The path off the streets ‘starts with a meal': Salt Lake City Mission dishes up more than Thanksgiving dinners for the hungry and homeless

(Rick Egan | The Salt Lake Tribune) Monica Wilson sings during dinner at the 25th Annual Thanksgiving Dinner for the hungry and homeless at the Christian Life Center on Redwood Road in Salt Lake City, Wednesday, Nov. 21, 2018.

The Salt Lake City Mission’s Great Thanksgiving Dinner for the Hungry and Homeless is about more than just a meal.

The organization was prepared to serve up to 3,500 attendees a traditional Thanksgiving meal that included turkey, mashed potatoes, gravy, stuffing, candied yams and pumpkin pie. But volunteers also provided hygiene kits, new shoes and coats and information about a variety of programs and services in an effort to help people experiencing homelessness beyond Thanksgiving Day.

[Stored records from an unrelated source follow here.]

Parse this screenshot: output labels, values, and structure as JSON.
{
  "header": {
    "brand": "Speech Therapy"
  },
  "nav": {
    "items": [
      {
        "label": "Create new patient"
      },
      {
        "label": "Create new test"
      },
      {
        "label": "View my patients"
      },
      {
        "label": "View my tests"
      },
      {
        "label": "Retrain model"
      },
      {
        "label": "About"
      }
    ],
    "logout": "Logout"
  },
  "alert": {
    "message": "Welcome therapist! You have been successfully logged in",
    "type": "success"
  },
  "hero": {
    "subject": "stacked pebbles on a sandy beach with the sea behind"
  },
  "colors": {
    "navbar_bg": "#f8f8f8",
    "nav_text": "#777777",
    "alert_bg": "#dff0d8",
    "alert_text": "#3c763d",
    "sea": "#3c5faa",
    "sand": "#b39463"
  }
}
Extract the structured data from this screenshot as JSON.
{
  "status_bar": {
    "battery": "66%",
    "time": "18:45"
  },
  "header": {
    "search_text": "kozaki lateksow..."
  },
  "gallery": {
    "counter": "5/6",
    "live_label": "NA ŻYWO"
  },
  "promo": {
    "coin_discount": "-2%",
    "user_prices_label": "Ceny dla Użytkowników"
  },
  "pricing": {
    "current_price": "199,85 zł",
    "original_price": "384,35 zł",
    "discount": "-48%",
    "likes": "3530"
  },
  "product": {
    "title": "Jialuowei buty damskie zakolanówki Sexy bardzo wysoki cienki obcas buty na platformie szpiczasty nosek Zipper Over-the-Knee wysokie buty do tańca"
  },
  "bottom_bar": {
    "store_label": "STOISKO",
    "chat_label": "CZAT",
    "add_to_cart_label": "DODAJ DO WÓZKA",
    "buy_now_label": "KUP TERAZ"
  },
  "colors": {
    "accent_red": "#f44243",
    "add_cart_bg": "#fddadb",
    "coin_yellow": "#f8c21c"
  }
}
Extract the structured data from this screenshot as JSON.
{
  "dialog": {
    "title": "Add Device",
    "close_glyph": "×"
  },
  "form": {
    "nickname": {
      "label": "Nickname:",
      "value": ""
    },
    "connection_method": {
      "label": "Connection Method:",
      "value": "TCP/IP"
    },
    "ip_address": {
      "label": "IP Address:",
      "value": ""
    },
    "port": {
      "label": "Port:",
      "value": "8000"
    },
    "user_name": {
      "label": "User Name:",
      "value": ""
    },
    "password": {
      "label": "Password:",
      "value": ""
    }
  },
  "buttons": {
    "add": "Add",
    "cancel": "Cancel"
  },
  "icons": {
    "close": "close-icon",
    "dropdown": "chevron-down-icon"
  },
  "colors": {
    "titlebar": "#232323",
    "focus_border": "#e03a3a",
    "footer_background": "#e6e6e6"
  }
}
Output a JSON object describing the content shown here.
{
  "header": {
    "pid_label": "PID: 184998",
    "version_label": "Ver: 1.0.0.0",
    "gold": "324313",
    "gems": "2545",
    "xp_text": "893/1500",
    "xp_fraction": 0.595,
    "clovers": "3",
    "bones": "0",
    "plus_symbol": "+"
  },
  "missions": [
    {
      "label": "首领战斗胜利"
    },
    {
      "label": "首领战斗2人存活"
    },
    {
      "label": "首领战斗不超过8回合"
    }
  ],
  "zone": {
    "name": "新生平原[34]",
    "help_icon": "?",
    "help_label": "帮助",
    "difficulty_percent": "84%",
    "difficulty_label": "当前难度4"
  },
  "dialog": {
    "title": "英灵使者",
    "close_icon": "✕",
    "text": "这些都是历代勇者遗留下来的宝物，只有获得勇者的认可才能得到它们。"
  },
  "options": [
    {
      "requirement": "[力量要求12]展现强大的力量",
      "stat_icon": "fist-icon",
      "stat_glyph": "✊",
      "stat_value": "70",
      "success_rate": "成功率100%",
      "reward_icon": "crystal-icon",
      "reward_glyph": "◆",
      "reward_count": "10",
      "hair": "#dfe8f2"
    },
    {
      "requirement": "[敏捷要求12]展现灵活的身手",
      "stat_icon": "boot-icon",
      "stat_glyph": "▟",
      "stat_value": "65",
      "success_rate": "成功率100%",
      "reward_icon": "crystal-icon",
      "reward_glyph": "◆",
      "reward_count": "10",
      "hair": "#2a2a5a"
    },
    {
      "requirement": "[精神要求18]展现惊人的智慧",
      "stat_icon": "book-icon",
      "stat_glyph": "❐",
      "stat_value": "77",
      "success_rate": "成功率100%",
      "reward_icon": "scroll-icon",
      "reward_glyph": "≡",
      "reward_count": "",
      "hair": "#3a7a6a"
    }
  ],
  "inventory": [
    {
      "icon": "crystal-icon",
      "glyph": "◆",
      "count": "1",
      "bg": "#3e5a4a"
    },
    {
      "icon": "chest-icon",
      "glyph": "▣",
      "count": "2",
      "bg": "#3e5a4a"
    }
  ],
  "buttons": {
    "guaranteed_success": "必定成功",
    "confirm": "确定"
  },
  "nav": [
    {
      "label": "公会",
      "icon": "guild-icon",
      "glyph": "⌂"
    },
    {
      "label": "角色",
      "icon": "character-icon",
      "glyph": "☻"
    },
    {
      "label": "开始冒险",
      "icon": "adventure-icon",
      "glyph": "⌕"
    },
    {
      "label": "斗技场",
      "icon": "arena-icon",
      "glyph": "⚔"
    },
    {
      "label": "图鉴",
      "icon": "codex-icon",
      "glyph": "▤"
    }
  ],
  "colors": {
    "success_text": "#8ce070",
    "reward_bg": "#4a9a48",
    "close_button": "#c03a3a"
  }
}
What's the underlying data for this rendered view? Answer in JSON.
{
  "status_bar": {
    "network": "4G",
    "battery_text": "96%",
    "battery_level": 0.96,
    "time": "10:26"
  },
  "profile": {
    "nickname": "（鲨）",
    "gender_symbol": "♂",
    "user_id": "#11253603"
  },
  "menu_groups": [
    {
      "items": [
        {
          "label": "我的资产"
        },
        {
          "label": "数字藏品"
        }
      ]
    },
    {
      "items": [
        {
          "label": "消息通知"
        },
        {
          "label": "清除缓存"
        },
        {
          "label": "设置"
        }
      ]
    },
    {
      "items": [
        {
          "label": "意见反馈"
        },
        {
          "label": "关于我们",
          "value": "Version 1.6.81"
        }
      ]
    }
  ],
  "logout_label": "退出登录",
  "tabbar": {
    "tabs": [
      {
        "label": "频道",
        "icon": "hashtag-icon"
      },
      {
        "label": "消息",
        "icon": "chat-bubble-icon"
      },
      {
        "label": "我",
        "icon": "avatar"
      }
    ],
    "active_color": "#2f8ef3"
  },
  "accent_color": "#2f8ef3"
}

“Very often the pathway for a person to come off the street starts with a meal,” said Joe Vazquez, the organization’s co-executive director.

Rachel Vaughan used to come to the dinner, now in its 25th year, for a hot plate of food during her four years of homelessness. This year, she helped coordinate the more than 100 volunteers who came to wait and clean tables, prepare food and pass out new clothes.

“As someone who’s been homeless, I think it’s amazing that we do this,” she said. “It makes you feel human.”

Travis Gimmer, 53, said he came to the event at the Christian Life Center, 1055 N. Redwood Road, from The Road Home shelter in downtown Salt Lake City seeking a place to eat a hot meal and get off the streets for a while. He first came to Utah from Green River, Wyo., nearly two decades ago and has been on and off the streets for more than half those years.

“It kind of hurts this time of year,” he said, looking down at his pumpkin pie as tears welled in his eyes. “I lost both my parents. It’s basically just me.”

Though the event offers an important service to low-income families and those experiencing homelessness, Vazquez said it also provides volunteers with something they need: perspective.

“It’s awesome for families,” he said. “If they start their Thanksgiving Day by coming and serving and then they go home and eat their dinner, it’s easy to sit around the table and talk about being thankful, you know?”

Thursday’s event wasn’t the only opportunity for people to celebrate the Thanksgiving season with a warm meal.

The Larry H. Miller Group hosted a holiday feast at the Vivint Smart Home Arena on Monday. And PGA Tour golfer Tony Finau, who spent his youth in Salt Lake City’s Rose Park, hosted a turkey dinner Tuesday night for more than 1,000 people at the Utah State Fairpark in his home neighborhood.

“I was able to meet a couple families that actually never had Thanksgiving dinner before, so that was pretty cool,” Finau said. “I think some people left with higher spirits, which was really the whole goal of this. Hopefully, people are inspired to do something to pay it forward.”

Finau was touched by the responses from families who appreciated the meal.

“You just see the sheer joy that some people have; tears in their eyes,” he said, “It’s especially very special for me, being from Rose Park. I grew up in this neck of the woods, riding my bike around this State Fairpark and walking to school. To be in position to give back, especially in an area that I know, it makes it that much more special for me.”

The event was organized by the Tony Finau Foundation in partnership with Traeger Grills with food donations from the Diestel Family Ranch and Whole Foods.

Sports writer Kurt Kragthorpe contributed to this story.